Treatments for Genetic Disorders in Children

LIke ThisLIke ThisLIke ThisLIke ThisLIke This

Contact the Division of Genetics and Genomics

Tying genetics to dyslexia allows us to identify a potential problem at birth, so that gives us the earliest possible chance to intervene. Doctors might make diagnoses using brain imaging, before reading even starts.

Christopher Walsh, MD, PhD, Boston Children's Chief of Genetics

Treatment of genetic disorders varies depending on the specific disease. In some cases, such as autism, the symptoms are treated with medication, behavioral and educational interventions. Other disorders, such as PKU (phenylketonuria) can be managed through diet while some of the physical symptoms of certain genetic diseases can be corrected with surgery. In many cases, your child will need ancillary services that may include speech therapy and occupational therapy, among others.

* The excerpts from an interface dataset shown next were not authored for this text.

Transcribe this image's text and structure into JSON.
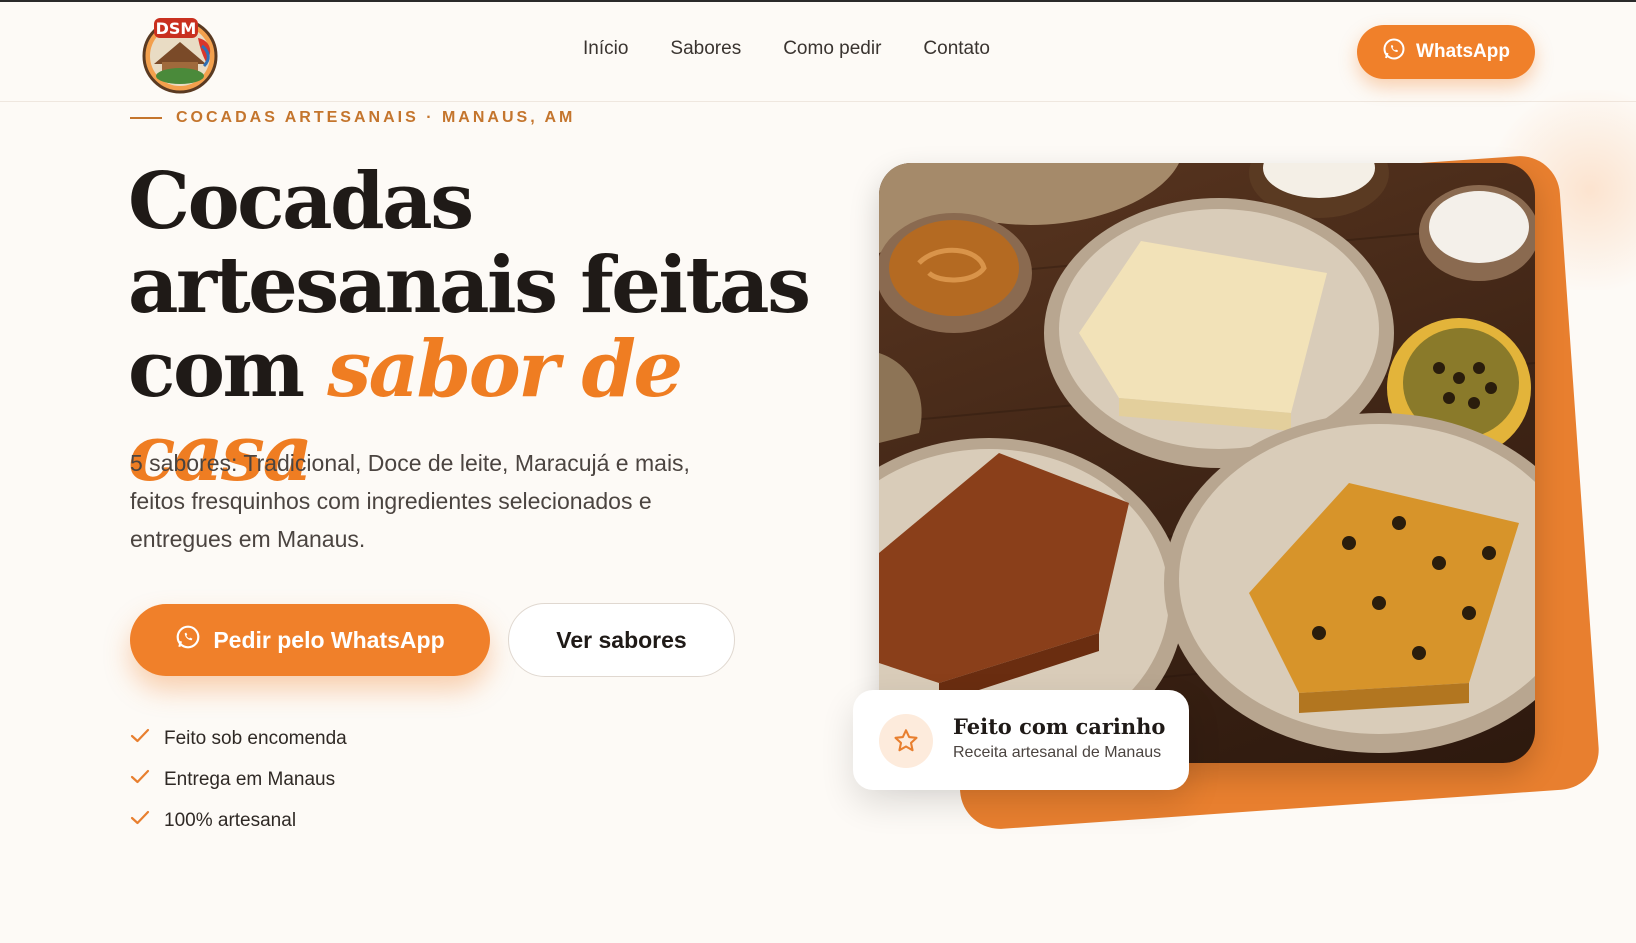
{
  "header": {
    "logo_text": "DSM",
    "nav": [
      {
        "label": "Início"
      },
      {
        "label": "Sabores"
      },
      {
        "label": "Como pedir"
      },
      {
        "label": "Contato"
      }
    ],
    "whatsapp_label": "WhatsApp"
  },
  "hero": {
    "eyebrow": "COCADAS ARTESANAIS · MANAUS, AM",
    "headline_line1": "Cocadas",
    "headline_line2": "artesanais feitas",
    "headline_line3_plain": "com",
    "headline_line3_accent": "sabor de casa",
    "subtitle": "5 sabores: Tradicional, Doce de leite, Maracujá e mais, feitos fresquinhos com ingredientes selecionados e entregues em Manaus.",
    "primary_button": "Pedir pelo WhatsApp",
    "secondary_button": "Ver sabores",
    "checks": [
      {
        "label": "Feito sob encomenda"
      },
      {
        "label": "Entrega em Manaus"
      },
      {
        "label": "100% artesanal"
      }
    ]
  },
  "badge": {
    "title": "Feito com carinho",
    "subtitle": "Receita artesanal de Manaus"
  },
  "colors": {
    "accent": "#f0802a",
    "dark": "#1f1a17",
    "background": "#fdfaf6"
  }
}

Whatever your child's diagnosis, a member of your child's genetic team will discuss treatment options with you and your family and make the appropriate referrals when necessary. We understand the kinds of challenges children and families with genetic disorders face and can connect you with outside resources for additional support.

We are grateful to have been ranked #1 on U.S. News & World Report's list of the best children's hospitals in the nation for the third year in a row, an honor we could not have achieved without the patients and families who inspire us to do our very best for them. Thanks to you, Boston Children's is a place where we can write the greatest children's stories ever told.”
- Sandra L. Fenwick, President and CEO

Boston Children's Hospital 300 Longwood Avenue, Boston, MA 02115 617-355-6000 | 800-355-7944

Close